Did you know…
Mistletoe grows in the branches of trees – such as lime, poplar, hawthorn and, predominantly, cultivated apple. It never grows in the ground.
Mistletoe is easy to spot in the winter growing in leafless trees ©Getty
2. From the sun and trees
It is semi-parasitic. Like many plants, it produces its own food using photosynthesis, but it also extracts minerals and water from a host tree.
Mistletoe is semi-parasitic ©Getty
The plant is most abundant in the south and west Midlands and east Wales.
Mistletoe at sunset ©Getty
4. Deceptively dangerous
It contains a poisonous protein called phoratoxin – if consumed, it can cause drowsiness, blurred vision, diarrhoea, vomiting and seizures.
Sick with romantic – if ingested, mistletoe can cause sickness ©Getty
There are up to 1,500 species of mistletoe around the world. For many of us, the most familiar is European mistletoe (Viscum album) – we use this to decorate our homes at Christmas.
Viscous album is the most familiar mistletoe species to many of us ©Getty

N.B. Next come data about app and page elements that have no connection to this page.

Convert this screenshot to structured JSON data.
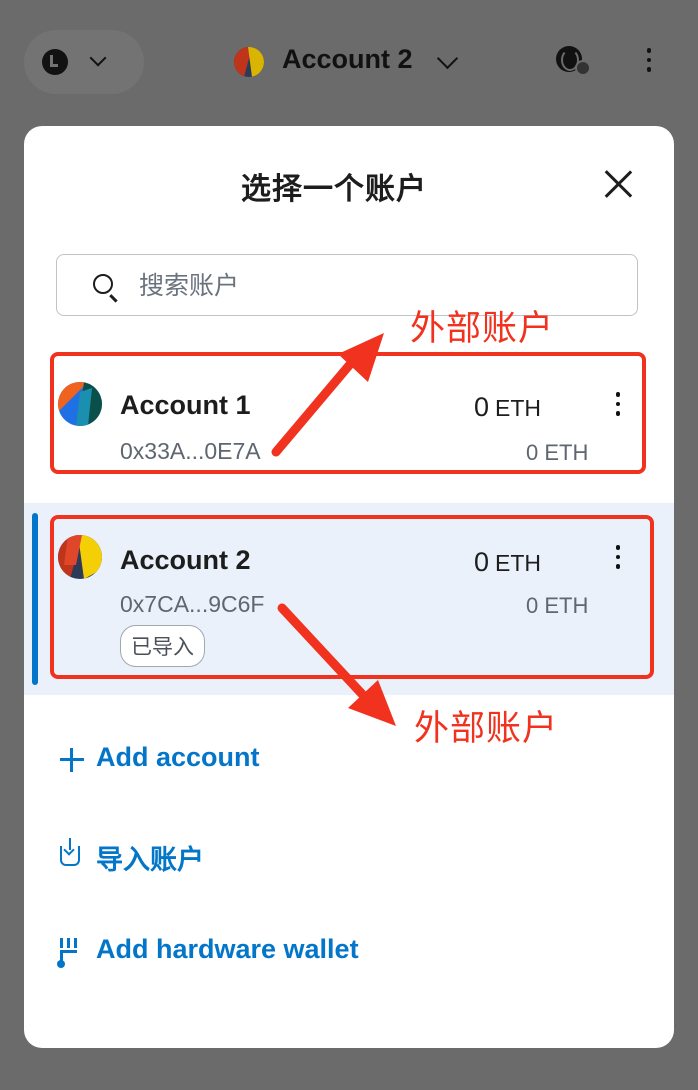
{
  "header": {
    "network_icon": "network-logo-icon",
    "account_name": "Account 2"
  },
  "modal": {
    "title": "选择一个账户",
    "search": {
      "placeholder": "搜索账户",
      "value": ""
    },
    "accounts": [
      {
        "name": "Account 1",
        "address": "0x33A...0E7A",
        "balance_value": "0",
        "balance_unit": "ETH",
        "fiat_balance": "0 ETH",
        "selected": false,
        "badge": ""
      },
      {
        "name": "Account 2",
        "address": "0x7CA...9C6F",
        "balance_value": "0",
        "balance_unit": "ETH",
        "fiat_balance": "0 ETH",
        "selected": true,
        "badge": "已导入"
      }
    ],
    "actions": {
      "add_account": "+ Add account",
      "import_account": "导入账户",
      "add_hardware": "Add hardware wallet"
    }
  },
  "annotations": {
    "label_1": "外部账户",
    "label_2": "外部账户"
  },
  "colors": {
    "accent": "#0376c9",
    "annotation_red": "#f0321e",
    "selected_row_bg": "#eaf1fb",
    "overlay": "#6b6b6b"
  }
}
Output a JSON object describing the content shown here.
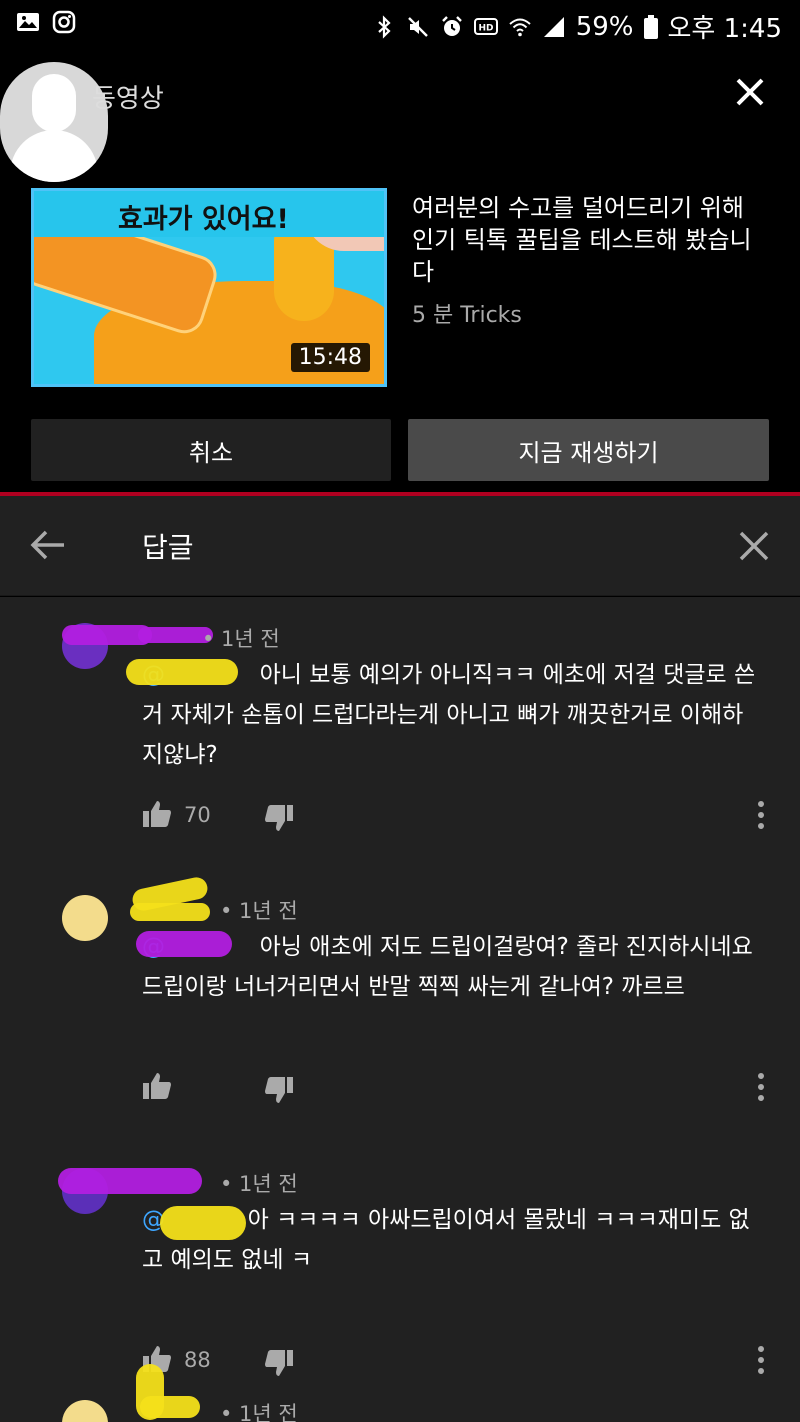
{
  "status_bar": {
    "battery": "59%",
    "time": "오후 1:45",
    "icons": [
      "gallery-icon",
      "instagram-icon",
      "bluetooth-icon",
      "mute-icon",
      "alarm-icon",
      "hd-icon",
      "wifi-icon",
      "signal-icon",
      "battery-icon"
    ]
  },
  "autoplay": {
    "label": "동영상",
    "thumbnail_text": "효과가 있어요!",
    "duration": "15:48",
    "title": "여러분의 수고를 덜어드리기 위해 인기 틱톡 꿀팁을 테스트해 봤습니다",
    "meta": "5 분 Tricks",
    "cancel_label": "취소",
    "play_label": "지금 재생하기"
  },
  "replies": {
    "title": "답글",
    "comments": [
      {
        "time": "• 1년 전",
        "mention": "@",
        "text": "아니 보통 예의가 아니직ㅋㅋ 에초에 저걸 댓글로 쓴거 자체가 손톱이 드럽다라는게 아니고 뼈가 깨끗한거로 이해하지않냐?",
        "likes": "70",
        "avatar_color": "#6a2fc0"
      },
      {
        "time": "• 1년 전",
        "mention": "@",
        "text": "아닝 애초에 저도 드립이걸랑여? 졸라 진지하시네요 드립이랑 너너거리면서 반말 찍찍 싸는게 같나여? 까르르",
        "likes": "",
        "avatar_color": "#f3dc8c"
      },
      {
        "time": "• 1년 전",
        "mention": "@",
        "text": "아 ㅋㅋㅋㅋ 아싸드립이여서 몰랐네 ㅋㅋㅋ재미도 없고 예의도 없네 ㅋ",
        "likes": "88",
        "avatar_color": "#5b2fb8"
      },
      {
        "time": "• 1년 전",
        "mention": "",
        "text": "",
        "likes": "",
        "avatar_color": "#f3dc8c"
      }
    ]
  },
  "colors": {
    "background": "#212121",
    "mention": "#3ea6ff",
    "accent_line": "#b00020",
    "scribble_yellow": "#f4e01a",
    "scribble_purple": "#b21fe0"
  }
}
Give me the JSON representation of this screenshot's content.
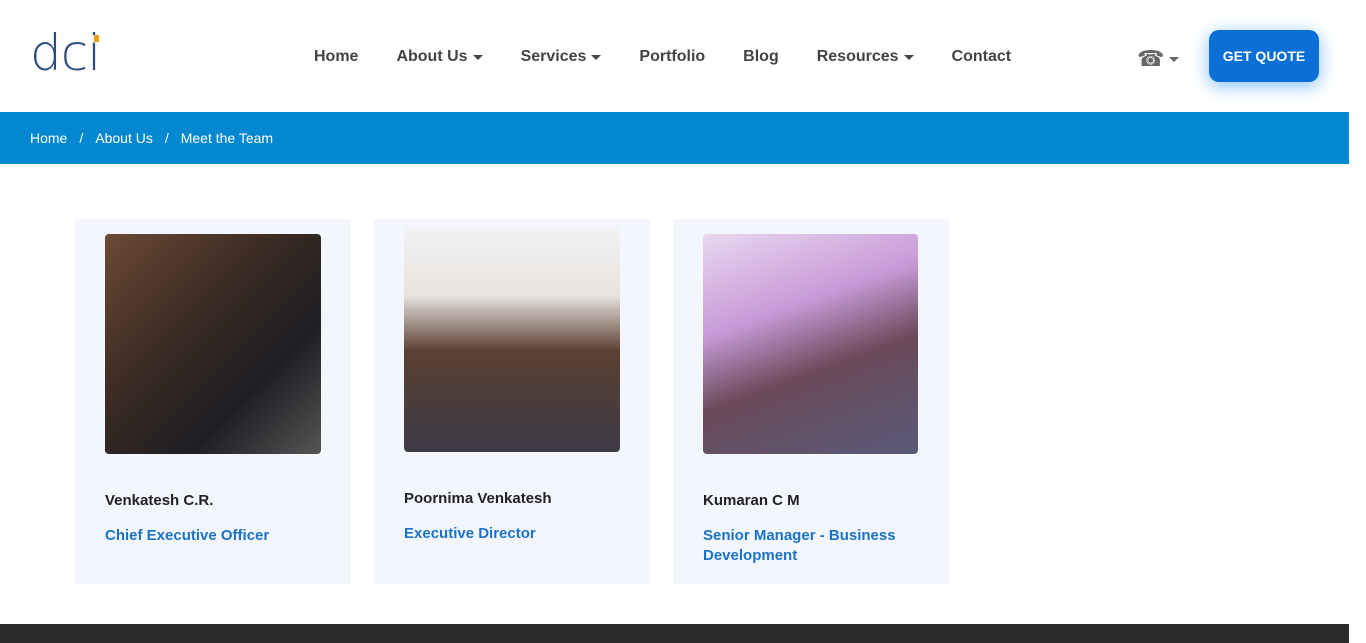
{
  "header": {
    "logo": "dci",
    "nav": [
      {
        "label": "Home",
        "dropdown": false
      },
      {
        "label": "About Us",
        "dropdown": true
      },
      {
        "label": "Services",
        "dropdown": true
      },
      {
        "label": "Portfolio",
        "dropdown": false
      },
      {
        "label": "Blog",
        "dropdown": false
      },
      {
        "label": "Resources",
        "dropdown": true
      },
      {
        "label": "Contact",
        "dropdown": false
      }
    ],
    "phone_icon": "☎",
    "cta": "GET QUOTE"
  },
  "breadcrumb": [
    "Home",
    "About Us",
    "Meet the Team"
  ],
  "team": [
    {
      "name": "Venkatesh C.R.",
      "role": "Chief Executive Officer"
    },
    {
      "name": "Poornima Venkatesh",
      "role": "Executive Director"
    },
    {
      "name": "Kumaran C M",
      "role": "Senior Manager - Business Development"
    }
  ]
}
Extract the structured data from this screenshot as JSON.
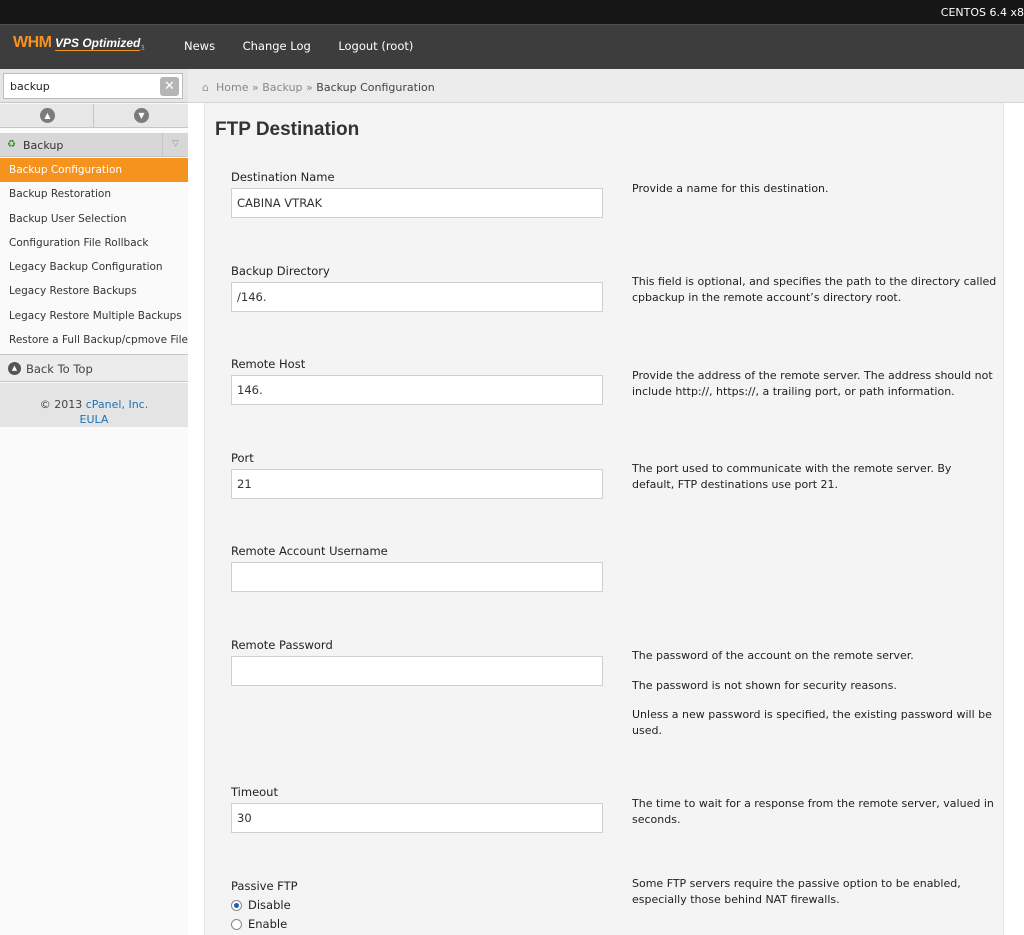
{
  "os_info": "CENTOS 6.4 x8",
  "header": {
    "logo_whm": "WHM",
    "logo_vps": "VPS Optimized",
    "logo_sub": "3",
    "nav": [
      "News",
      "Change Log",
      "Logout (root)"
    ]
  },
  "sidebar": {
    "search_value": "backup",
    "clear_label": "✕",
    "group_label": "Backup",
    "items": [
      {
        "label": "Backup Configuration",
        "active": true
      },
      {
        "label": "Backup Restoration",
        "active": false
      },
      {
        "label": "Backup User Selection",
        "active": false
      },
      {
        "label": "Configuration File Rollback",
        "active": false
      },
      {
        "label": "Legacy Backup Configuration",
        "active": false
      },
      {
        "label": "Legacy Restore Backups",
        "active": false
      },
      {
        "label": "Legacy Restore Multiple Backups",
        "active": false
      },
      {
        "label": "Restore a Full Backup/cpmove File",
        "active": false
      }
    ],
    "back_to_top": "Back To Top",
    "copyright_prefix": "© 2013",
    "copyright_link": "cPanel, Inc.",
    "eula": "EULA"
  },
  "breadcrumb": {
    "home": "Home",
    "sep": "»",
    "section": "Backup",
    "current": "Backup Configuration"
  },
  "page": {
    "title": "FTP Destination",
    "fields": [
      {
        "label": "Destination Name",
        "value": "CABINA VTRAK",
        "help": [
          "Provide a name for this destination."
        ]
      },
      {
        "label": "Backup Directory",
        "value": "/146.",
        "help": [
          "This field is optional, and specifies the path to the directory called cpbackup in the remote account’s directory root."
        ]
      },
      {
        "label": "Remote Host",
        "value": "146.",
        "help": [
          "Provide the address of the remote server. The address should not include http://, https://, a trailing port, or path information."
        ]
      },
      {
        "label": "Port",
        "value": "21",
        "help": [
          "The port used to communicate with the remote server. By default, FTP destinations use port 21."
        ]
      },
      {
        "label": "Remote Account Username",
        "value": "",
        "help": []
      },
      {
        "label": "Remote Password",
        "value": "",
        "help": [
          "The password of the account on the remote server.",
          "The password is not shown for security reasons.",
          "Unless a new password is specified, the existing password will be used."
        ]
      },
      {
        "label": "Timeout",
        "value": "30",
        "help": [
          "The time to wait for a response from the remote server, valued in seconds."
        ]
      }
    ],
    "passive": {
      "label": "Passive FTP",
      "options": [
        "Disable",
        "Enable"
      ],
      "selected": "Disable",
      "help": "Some FTP servers require the passive option to be enabled, especially those behind NAT firewalls."
    }
  }
}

Loving the mistletoe? Why not make your own mistletoe and holly block-print cards – the perfect Christmas gift.
Main image ©Getty